I just stumbled across this article from the LA Times about the declining sales of acoustic pianos, the rise in sales of electronic instruments and digital keyboards, and what it all might mean. According to the article, 105,000 acoustic upright and grand pianos were sold in the US in the year 2000, but only 54,000 in 2007. Sales of electronic pianos and keyboards soared over that same period. Most people reading the article might reasonably assume that piano sales have declined with the 21st century, but they would be wrong: piano manufacture and sales have been in serious decline since the 1920s, when the phonograph and wireless radio became the entertainments around which a family gathered in the living room, rather than the piano. After all, it takes time, and practice, and expensive lessons – in short, money and leisure – to learn to play. Compare 1910, when 360,000 pianos were made and sold in the US alone (according to the whimsical and exhaustive Men, Women and Pianos: A Social History by Arthur Loesser, a volume first published in 1954 and into which I have recently been delving at length). The digital revolution of the last two decades has made the decline particularly sharp.

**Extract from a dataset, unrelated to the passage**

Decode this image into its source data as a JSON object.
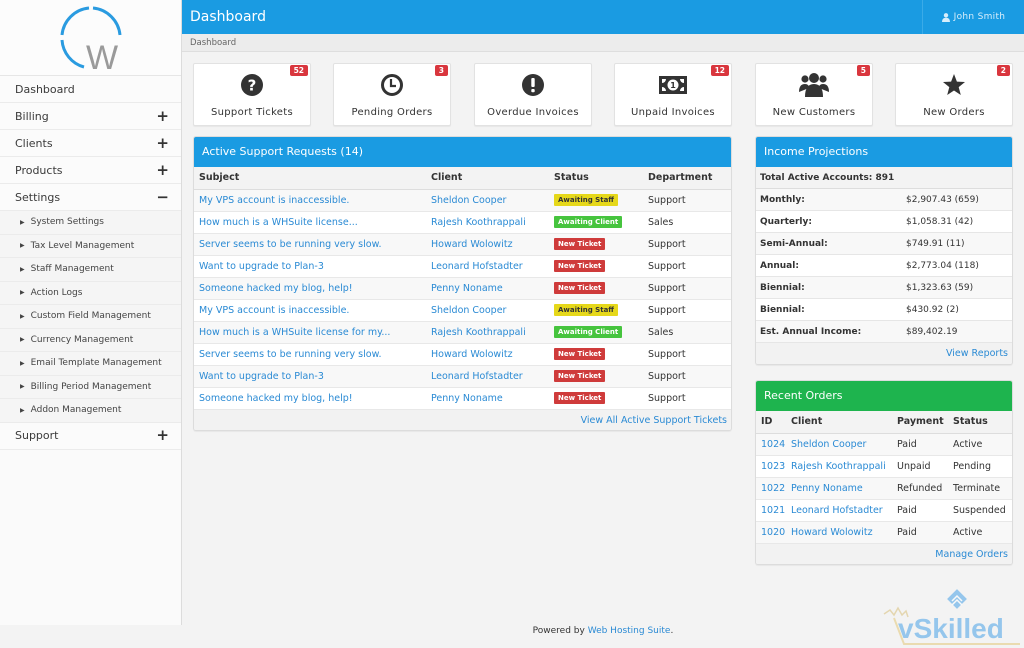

The LA Times article trots out the usual reasons for the decline in the piano’s centrality to American living rooms: the increasing popularity of other forms of entertainment, the overly scheduled nature of children’s lives, and the general portability of music in contemporary life (iPods, MP3 players, CDs, even the ubiquitous piped music while shopping and eating). But while I think these reasons (particularly the latter) play their part, I think the real change that mirrors the piano’s rise and decline is the changing roles of women in daily life. For almost 200 years being able to play the piano was a critical ingredient in a young woman’s marriageability, in the days when women’s work was all conducted at home and in the socio-sexual playing field of the parlour room. Think of Jane Austen’s heroines, who were all able to play, albeit to varying degrees of competence; or that peculiarly French genre of “young girl at the piano” paintings of the second half of the 19th century. I don’t recall seeing any formal portraits of female musicians and their electronic keyboards in recent years, but perhaps that’s because they are too busy earning a living and writing their own music to sit still long enough.